» Exercise prompt: Restate the whole listing exactly, leaving nothing out.

» Exercise materials:
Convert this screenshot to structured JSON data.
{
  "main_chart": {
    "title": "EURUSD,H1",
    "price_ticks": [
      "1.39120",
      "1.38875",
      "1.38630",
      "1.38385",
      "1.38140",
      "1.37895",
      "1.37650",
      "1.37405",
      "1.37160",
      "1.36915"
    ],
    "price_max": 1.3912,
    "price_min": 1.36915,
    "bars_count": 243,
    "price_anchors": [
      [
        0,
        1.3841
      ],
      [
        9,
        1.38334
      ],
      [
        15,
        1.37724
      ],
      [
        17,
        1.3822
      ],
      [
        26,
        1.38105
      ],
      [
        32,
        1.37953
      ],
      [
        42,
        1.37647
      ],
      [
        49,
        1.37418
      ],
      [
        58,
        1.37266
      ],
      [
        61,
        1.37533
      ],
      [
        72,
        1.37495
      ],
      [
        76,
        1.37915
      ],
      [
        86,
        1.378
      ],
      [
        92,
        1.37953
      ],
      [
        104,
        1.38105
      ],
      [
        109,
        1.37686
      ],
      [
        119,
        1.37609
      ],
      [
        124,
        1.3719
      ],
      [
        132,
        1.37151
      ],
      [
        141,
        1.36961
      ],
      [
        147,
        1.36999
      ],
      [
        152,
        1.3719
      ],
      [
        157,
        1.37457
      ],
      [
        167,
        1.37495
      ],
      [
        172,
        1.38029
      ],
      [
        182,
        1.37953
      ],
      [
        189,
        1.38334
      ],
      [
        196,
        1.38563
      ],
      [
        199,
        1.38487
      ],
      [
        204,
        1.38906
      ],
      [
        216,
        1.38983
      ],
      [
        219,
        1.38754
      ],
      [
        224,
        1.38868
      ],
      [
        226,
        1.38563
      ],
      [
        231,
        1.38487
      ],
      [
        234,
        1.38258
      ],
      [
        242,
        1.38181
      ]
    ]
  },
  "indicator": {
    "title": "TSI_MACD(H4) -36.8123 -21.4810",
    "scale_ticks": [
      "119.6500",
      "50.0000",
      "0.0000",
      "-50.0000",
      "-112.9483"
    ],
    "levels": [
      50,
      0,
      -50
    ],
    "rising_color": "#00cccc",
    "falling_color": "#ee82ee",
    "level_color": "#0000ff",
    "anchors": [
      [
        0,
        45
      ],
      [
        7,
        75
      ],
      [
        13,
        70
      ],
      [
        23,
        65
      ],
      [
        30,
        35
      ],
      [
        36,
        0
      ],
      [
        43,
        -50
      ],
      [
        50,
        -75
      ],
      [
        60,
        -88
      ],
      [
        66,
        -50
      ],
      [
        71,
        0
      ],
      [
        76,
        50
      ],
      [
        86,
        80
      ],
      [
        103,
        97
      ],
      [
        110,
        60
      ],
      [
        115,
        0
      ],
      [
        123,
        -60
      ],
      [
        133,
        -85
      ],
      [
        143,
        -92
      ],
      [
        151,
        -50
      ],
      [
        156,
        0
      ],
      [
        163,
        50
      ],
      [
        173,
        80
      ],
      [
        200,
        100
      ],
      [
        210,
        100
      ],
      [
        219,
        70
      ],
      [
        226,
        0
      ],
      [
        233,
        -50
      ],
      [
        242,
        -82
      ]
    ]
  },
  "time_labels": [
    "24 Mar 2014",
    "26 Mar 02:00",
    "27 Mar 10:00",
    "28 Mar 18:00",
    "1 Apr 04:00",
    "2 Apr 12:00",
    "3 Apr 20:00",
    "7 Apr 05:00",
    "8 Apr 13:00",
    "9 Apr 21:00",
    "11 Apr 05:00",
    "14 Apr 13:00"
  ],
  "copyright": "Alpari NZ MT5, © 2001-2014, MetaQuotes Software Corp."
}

» Solution to this task:
Convert this screenshot to structured JSON data.
{
  "main_chart": {
    "title": "EURUSD,H1",
    "price_ticks": [
      "1.39120",
      "1.38875",
      "1.38630",
      "1.38385",
      "1.38140",
      "1.37895",
      "1.37650",
      "1.37405",
      "1.37160",
      "1.36915"
    ],
    "price_max": 1.3912,
    "price_min": 1.36915,
    "bars_count": 243,
    "price_anchors": [
      [
        0,
        1.3841
      ],
      [
        9,
        1.38334
      ],
      [
        15,
        1.37724
      ],
      [
        17,
        1.3822
      ],
      [
        26,
        1.38105
      ],
      [
        32,
        1.37953
      ],
      [
        42,
        1.37647
      ],
      [
        49,
        1.37418
      ],
      [
        58,
        1.37266
      ],
      [
        61,
        1.37533
      ],
      [
        72,
        1.37495
      ],
      [
        76,
        1.37915
      ],
      [
        86,
        1.378
      ],
      [
        92,
        1.37953
      ],
      [
        104,
        1.38105
      ],
      [
        109,
        1.37686
      ],
      [
        119,
        1.37609
      ],
      [
        124,
        1.3719
      ],
      [
        132,
        1.37151
      ],
      [
        141,
        1.36961
      ],
      [
        147,
        1.36999
      ],
      [
        152,
        1.3719
      ],
      [
        157,
        1.37457
      ],
      [
        167,
        1.37495
      ],
      [
        172,
        1.38029
      ],
      [
        182,
        1.37953
      ],
      [
        189,
        1.38334
      ],
      [
        196,
        1.38563
      ],
      [
        199,
        1.38487
      ],
      [
        204,
        1.38906
      ],
      [
        216,
        1.38983
      ],
      [
        219,
        1.38754
      ],
      [
        224,
        1.38868
      ],
      [
        226,
        1.38563
      ],
      [
        231,
        1.38487
      ],
      [
        234,
        1.38258
      ],
      [
        242,
        1.38181
      ]
    ]
  },
  "indicator": {
    "title": "TSI_MACD(H4) -36.8123 -21.4810",
    "scale_ticks": [
      "119.6500",
      "50.0000",
      "0.0000",
      "-50.0000",
      "-112.9483"
    ],
    "levels": [
      50,
      0,
      -50
    ],
    "rising_color": "#00cccc",
    "falling_color": "#ee82ee",
    "level_color": "#0000ff",
    "anchors": [
      [
        0,
        45
      ],
      [
        7,
        75
      ],
      [
        13,
        70
      ],
      [
        23,
        65
      ],
      [
        30,
        35
      ],
      [
        36,
        0
      ],
      [
        43,
        -50
      ],
      [
        50,
        -75
      ],
      [
        60,
        -88
      ],
      [
        66,
        -50
      ],
      [
        71,
        0
      ],
      [
        76,
        50
      ],
      [
        86,
        80
      ],
      [
        103,
        97
      ],
      [
        110,
        60
      ],
      [
        115,
        0
      ],
      [
        123,
        -60
      ],
      [
        133,
        -85
      ],
      [
        143,
        -92
      ],
      [
        151,
        -50
      ],
      [
        156,
        0
      ],
      [
        163,
        50
      ],
      [
        173,
        80
      ],
      [
        200,
        100
      ],
      [
        210,
        100
      ],
      [
        219,
        70
      ],
      [
        226,
        0
      ],
      [
        233,
        -50
      ],
      [
        242,
        -82
      ]
    ]
  },
  "time_labels": [
    "24 Mar 2014",
    "26 Mar 02:00",
    "27 Mar 10:00",
    "28 Mar 18:00",
    "1 Apr 04:00",
    "2 Apr 12:00",
    "3 Apr 20:00",
    "7 Apr 05:00",
    "8 Apr 13:00",
    "9 Apr 21:00",
    "11 Apr 05:00",
    "14 Apr 13:00"
  ],
  "copyright": "Alpari NZ MT5, © 2001-2014, MetaQuotes Software Corp."
}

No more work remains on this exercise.